◆ **TASK DETAILS**
Look over the listing below and tally the lines in which the word "pressure" turns up. Answer with the tally only.

◆ **DATA UNDER STUDY**

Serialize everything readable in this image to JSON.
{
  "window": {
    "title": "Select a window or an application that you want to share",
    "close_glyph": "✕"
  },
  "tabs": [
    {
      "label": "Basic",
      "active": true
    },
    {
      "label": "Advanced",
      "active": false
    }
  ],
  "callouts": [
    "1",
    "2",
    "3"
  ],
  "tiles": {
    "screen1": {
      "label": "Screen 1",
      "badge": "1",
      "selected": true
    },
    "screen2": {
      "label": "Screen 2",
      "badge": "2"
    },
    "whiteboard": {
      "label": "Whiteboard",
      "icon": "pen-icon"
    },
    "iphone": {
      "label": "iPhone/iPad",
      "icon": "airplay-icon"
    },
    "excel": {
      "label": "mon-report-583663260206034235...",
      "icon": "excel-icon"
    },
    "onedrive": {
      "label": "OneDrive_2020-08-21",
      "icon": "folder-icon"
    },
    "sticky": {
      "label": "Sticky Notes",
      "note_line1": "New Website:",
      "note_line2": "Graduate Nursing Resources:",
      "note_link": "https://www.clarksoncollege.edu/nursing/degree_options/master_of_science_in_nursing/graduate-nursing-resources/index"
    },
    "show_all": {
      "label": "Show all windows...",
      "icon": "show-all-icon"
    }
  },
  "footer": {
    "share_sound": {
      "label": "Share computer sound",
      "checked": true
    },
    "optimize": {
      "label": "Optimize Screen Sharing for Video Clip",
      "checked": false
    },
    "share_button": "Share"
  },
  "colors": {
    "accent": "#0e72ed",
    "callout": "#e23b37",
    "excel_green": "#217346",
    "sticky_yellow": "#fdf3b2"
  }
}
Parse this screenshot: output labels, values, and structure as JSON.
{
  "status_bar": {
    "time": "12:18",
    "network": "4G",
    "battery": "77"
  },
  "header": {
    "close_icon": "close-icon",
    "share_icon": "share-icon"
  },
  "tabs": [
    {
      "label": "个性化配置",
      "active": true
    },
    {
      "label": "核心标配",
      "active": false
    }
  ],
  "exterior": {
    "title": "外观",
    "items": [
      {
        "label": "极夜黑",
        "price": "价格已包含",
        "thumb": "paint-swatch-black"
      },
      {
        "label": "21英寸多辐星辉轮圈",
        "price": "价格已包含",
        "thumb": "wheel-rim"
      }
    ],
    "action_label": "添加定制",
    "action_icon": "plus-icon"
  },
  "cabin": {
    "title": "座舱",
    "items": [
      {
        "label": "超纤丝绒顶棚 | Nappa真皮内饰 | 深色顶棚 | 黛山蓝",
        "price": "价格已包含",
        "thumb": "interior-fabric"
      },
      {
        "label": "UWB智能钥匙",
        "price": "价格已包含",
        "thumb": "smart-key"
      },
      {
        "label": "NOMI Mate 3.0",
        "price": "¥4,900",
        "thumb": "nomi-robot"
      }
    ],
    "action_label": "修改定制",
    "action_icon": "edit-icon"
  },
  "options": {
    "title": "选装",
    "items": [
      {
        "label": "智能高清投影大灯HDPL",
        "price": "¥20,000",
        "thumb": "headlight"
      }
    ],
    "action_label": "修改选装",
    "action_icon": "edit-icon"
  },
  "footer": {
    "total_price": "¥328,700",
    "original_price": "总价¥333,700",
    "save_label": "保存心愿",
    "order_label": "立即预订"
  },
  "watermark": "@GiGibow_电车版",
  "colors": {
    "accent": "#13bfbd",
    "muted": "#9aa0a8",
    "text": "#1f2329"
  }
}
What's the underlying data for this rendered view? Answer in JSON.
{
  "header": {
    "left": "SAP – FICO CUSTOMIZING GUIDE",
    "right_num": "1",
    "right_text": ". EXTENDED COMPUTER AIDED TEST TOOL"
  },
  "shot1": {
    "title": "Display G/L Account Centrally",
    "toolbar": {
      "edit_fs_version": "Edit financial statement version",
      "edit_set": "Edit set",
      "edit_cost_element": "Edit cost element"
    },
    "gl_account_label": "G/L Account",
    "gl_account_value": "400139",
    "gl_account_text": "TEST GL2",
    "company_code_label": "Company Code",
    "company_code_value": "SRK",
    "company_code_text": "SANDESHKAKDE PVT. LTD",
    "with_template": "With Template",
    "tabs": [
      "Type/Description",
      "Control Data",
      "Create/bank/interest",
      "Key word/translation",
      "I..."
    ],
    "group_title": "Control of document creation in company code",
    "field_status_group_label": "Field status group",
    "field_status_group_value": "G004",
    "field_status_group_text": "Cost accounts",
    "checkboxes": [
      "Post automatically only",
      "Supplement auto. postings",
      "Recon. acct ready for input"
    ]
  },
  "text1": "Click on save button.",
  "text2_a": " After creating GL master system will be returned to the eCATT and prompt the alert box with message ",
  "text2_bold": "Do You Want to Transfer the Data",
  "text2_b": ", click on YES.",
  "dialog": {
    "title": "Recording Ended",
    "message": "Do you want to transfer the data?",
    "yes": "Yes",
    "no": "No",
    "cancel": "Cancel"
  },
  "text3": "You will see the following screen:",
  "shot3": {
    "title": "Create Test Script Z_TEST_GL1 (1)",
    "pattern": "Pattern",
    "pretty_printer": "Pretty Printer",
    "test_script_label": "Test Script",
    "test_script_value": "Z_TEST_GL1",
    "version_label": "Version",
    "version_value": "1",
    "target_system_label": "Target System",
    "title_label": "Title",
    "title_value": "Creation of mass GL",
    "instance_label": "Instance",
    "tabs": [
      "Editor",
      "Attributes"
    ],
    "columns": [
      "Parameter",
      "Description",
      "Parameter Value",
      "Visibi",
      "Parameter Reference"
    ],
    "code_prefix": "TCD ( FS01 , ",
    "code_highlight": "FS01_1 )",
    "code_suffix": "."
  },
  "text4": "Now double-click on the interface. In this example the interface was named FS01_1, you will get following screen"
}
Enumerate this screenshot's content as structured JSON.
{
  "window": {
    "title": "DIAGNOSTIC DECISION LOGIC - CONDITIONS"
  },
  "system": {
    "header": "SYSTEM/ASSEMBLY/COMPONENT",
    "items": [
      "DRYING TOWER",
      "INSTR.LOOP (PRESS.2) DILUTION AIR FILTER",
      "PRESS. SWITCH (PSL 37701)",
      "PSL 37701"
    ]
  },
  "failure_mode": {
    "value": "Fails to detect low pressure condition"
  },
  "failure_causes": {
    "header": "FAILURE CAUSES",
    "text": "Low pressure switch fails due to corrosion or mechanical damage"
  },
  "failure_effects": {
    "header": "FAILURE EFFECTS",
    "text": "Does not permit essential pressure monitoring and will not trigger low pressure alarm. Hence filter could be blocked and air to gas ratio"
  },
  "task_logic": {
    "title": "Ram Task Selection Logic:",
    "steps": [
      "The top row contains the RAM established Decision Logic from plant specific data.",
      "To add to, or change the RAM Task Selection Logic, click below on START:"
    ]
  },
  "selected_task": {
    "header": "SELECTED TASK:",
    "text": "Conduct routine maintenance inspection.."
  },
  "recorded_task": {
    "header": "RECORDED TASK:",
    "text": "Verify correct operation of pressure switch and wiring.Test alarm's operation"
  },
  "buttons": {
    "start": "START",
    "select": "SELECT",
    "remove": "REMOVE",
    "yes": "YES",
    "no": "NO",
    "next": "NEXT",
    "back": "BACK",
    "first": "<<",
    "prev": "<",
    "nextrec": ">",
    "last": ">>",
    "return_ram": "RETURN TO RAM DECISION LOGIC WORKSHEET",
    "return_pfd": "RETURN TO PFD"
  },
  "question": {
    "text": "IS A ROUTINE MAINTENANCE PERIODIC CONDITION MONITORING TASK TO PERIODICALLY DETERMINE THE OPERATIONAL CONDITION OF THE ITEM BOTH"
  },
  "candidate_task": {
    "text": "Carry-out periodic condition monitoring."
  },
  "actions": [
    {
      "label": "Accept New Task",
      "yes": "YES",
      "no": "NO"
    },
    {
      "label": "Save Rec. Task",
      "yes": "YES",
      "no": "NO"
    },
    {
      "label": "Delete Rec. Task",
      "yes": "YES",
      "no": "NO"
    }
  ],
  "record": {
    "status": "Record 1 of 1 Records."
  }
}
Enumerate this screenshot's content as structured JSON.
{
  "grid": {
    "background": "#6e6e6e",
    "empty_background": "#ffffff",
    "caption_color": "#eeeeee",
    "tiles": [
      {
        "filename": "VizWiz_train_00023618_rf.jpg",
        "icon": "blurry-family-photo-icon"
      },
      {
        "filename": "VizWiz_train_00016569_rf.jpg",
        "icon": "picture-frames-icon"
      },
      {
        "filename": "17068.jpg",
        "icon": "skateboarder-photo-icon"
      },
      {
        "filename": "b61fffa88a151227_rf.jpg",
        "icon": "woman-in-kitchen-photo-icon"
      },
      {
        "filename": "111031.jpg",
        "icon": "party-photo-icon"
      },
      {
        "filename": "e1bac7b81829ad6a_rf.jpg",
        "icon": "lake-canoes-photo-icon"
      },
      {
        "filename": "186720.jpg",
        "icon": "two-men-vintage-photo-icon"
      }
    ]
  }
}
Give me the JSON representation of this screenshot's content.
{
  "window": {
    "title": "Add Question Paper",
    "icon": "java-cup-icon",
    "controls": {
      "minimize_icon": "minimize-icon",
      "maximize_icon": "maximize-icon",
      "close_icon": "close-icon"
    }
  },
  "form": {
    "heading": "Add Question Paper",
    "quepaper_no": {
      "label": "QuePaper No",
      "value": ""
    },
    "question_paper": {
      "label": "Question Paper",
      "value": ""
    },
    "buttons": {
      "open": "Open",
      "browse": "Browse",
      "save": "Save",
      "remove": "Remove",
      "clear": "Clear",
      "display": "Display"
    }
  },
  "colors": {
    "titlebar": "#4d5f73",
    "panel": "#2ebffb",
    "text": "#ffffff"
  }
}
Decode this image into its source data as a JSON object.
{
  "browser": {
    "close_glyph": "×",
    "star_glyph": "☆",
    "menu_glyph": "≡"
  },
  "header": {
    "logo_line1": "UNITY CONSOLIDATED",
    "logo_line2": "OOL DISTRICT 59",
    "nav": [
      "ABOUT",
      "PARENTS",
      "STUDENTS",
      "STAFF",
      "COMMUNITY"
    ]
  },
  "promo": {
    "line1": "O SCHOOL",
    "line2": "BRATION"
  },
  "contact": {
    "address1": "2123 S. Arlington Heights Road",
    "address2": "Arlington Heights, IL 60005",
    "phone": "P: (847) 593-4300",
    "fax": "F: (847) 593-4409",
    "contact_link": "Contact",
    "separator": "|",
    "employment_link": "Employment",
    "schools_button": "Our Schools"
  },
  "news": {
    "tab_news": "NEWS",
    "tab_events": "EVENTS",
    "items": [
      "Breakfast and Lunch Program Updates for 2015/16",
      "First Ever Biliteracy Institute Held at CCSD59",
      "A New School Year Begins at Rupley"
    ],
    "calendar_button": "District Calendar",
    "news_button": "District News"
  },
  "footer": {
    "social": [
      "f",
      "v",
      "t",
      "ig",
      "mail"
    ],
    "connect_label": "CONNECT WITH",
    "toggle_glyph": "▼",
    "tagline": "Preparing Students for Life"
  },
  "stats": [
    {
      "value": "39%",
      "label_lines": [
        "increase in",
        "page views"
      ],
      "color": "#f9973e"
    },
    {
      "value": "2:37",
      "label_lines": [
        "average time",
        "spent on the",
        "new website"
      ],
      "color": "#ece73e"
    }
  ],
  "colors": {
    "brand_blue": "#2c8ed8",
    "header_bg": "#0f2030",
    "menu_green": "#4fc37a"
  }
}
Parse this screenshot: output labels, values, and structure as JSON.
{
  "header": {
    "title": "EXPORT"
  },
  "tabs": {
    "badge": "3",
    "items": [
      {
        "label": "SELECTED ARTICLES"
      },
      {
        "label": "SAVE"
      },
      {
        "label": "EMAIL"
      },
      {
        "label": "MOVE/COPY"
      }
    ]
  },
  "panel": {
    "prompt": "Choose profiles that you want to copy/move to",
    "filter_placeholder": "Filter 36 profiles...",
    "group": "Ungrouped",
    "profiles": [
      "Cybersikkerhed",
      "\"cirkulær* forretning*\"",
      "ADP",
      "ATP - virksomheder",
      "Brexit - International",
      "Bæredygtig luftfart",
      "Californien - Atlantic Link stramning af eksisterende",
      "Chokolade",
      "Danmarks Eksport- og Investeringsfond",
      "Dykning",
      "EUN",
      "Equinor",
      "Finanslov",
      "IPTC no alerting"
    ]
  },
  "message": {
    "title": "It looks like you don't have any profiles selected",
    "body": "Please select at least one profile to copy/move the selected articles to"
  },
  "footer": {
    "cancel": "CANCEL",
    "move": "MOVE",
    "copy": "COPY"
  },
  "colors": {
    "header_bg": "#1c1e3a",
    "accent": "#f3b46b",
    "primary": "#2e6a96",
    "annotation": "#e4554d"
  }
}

◆ **RESPONSE BOX**
4